When we talk about postmodernism in music, we’re generally referring to the period after World War II. Some of the hallmarks of postmodernism are an experimental approach to form, structure, and instrumental/vocal techniques, a distrust of historically-informed musical styles, and an aesthetic that borrows from and refers to popular music styles. Postmodernist music has taken on many different and sometimes-conflicting forms and philosophical narratives.
Composer Tania León (b. 1943) draws on her Afro-Cuban heritage and its syncretic music traditions in her art and concert music.
The aria “Oh Yemanya” is from her opera Scourge of Hyancinths, whose libretto she co-authored with the Nigerian poet and playwright Wole Soyinka.
León says of this aria:
[Yemanya] is the same deity that my grandmother and my mother — if we were sick, then they would pray to this deity. If I had an exam, if I got to play in front of the public, everything was geared toward — all the sanctity and the blessing of this deity.

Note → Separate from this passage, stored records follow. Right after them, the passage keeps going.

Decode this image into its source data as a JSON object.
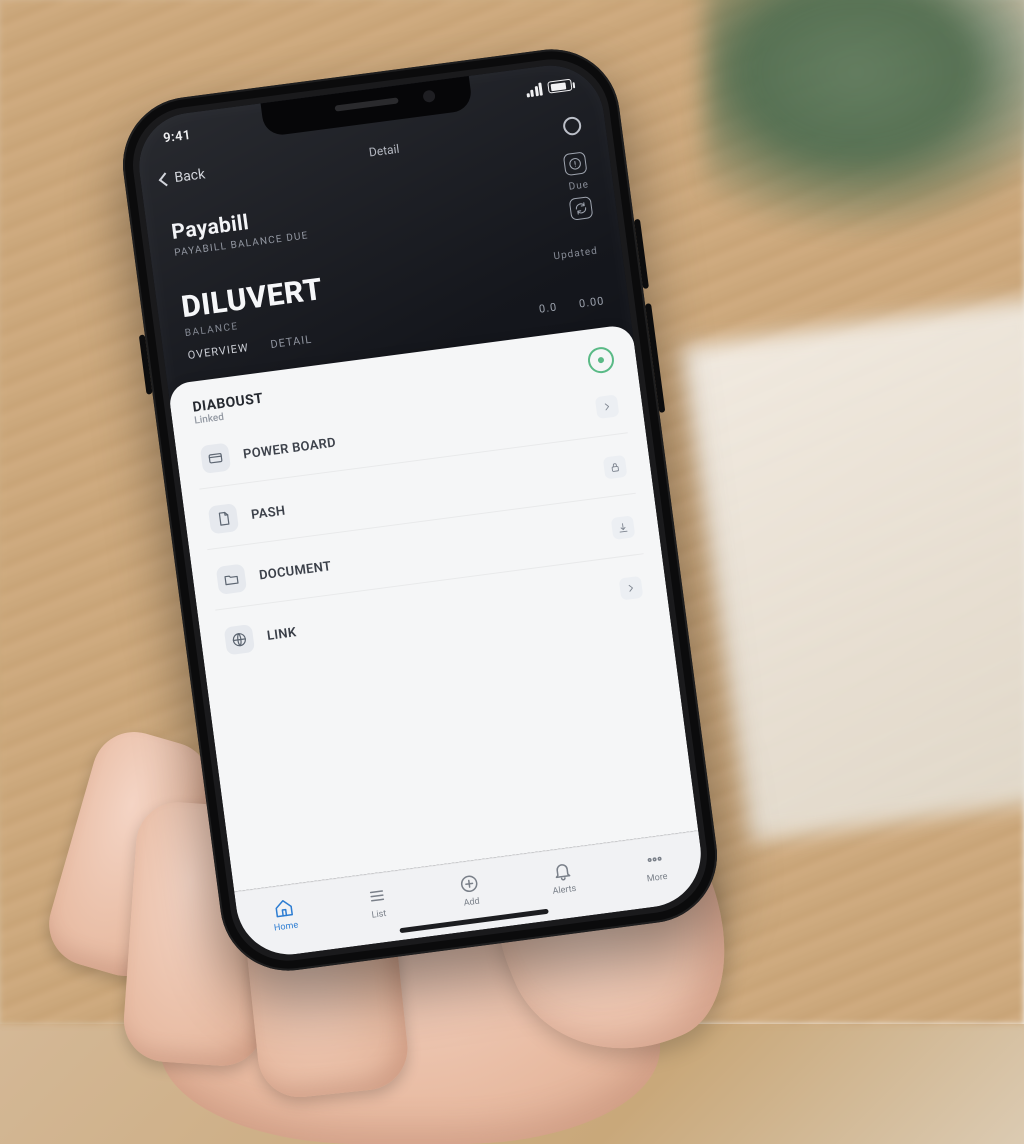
{
  "status_bar": {
    "time": "9:41"
  },
  "nav": {
    "back_label": "Back",
    "title": "Detail"
  },
  "section1": {
    "title": "Payabill",
    "subtitle": "PAYABILL BALANCE DUE",
    "badge": "Due",
    "meta": "Updated"
  },
  "header": {
    "title": "DILUVERT",
    "amount": "0.00",
    "caption": "BALANCE"
  },
  "tabs": {
    "items": [
      {
        "label": "OVERVIEW",
        "active": true
      },
      {
        "label": "DETAIL",
        "active": false
      }
    ],
    "value": "0.0"
  },
  "sheet": {
    "title": "DIABOUST",
    "subtitle": "Linked",
    "items": [
      {
        "label": "POWER BOARD",
        "icon": "card"
      },
      {
        "label": "PASH",
        "icon": "doc"
      },
      {
        "label": "DOCUMENT",
        "icon": "folder"
      },
      {
        "label": "LINK",
        "icon": "globe"
      }
    ]
  },
  "tabbar": {
    "items": [
      {
        "label": "Home",
        "icon": "home",
        "active": true
      },
      {
        "label": "List",
        "icon": "list",
        "active": false
      },
      {
        "label": "Add",
        "icon": "plus",
        "active": false
      },
      {
        "label": "Alerts",
        "icon": "bell",
        "active": false
      },
      {
        "label": "More",
        "icon": "dots",
        "active": false
      }
    ]
  }
}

Then this man has sent me something where this mother is praying to the same deity my family prayed to? This is the piece!

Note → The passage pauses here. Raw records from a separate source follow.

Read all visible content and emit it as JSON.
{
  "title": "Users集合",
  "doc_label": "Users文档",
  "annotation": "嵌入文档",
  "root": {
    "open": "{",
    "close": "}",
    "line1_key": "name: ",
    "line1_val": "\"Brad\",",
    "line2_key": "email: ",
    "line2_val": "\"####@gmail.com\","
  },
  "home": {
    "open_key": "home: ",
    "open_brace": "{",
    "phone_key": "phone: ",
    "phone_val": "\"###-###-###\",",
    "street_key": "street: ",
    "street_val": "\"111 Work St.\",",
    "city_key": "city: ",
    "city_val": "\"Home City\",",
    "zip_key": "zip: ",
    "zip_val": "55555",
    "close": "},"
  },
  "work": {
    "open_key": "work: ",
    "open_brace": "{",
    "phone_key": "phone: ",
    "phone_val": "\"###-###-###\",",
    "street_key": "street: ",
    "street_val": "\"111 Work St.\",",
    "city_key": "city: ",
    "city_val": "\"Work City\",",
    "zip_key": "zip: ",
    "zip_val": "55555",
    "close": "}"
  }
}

She is currently writing an opera about the Little Rock Nine, with a libretto by Henry Louis Gates, Jr.
León with Soyinka (right) and Gates.
Anthony Davis (b. 1951) has written several operas, including X, about Malcolm X:
His operas also include Amistad, about the 1839 slave-ship uprising, and The Five, about the Central Park Five.
Is his music syncretic? Does it incorporate styles of black music outside of the classical tradition?
George Walker (1922-2018) and his son Gregory T.S. Walker (b. 1961 and also a composer) talk here about George’s work; Gregory performs his father’s violin piece Bleu:
The complete talk:
Anthony Braxton (b. 1945) incorporates elements of free jazz into his classical compositions: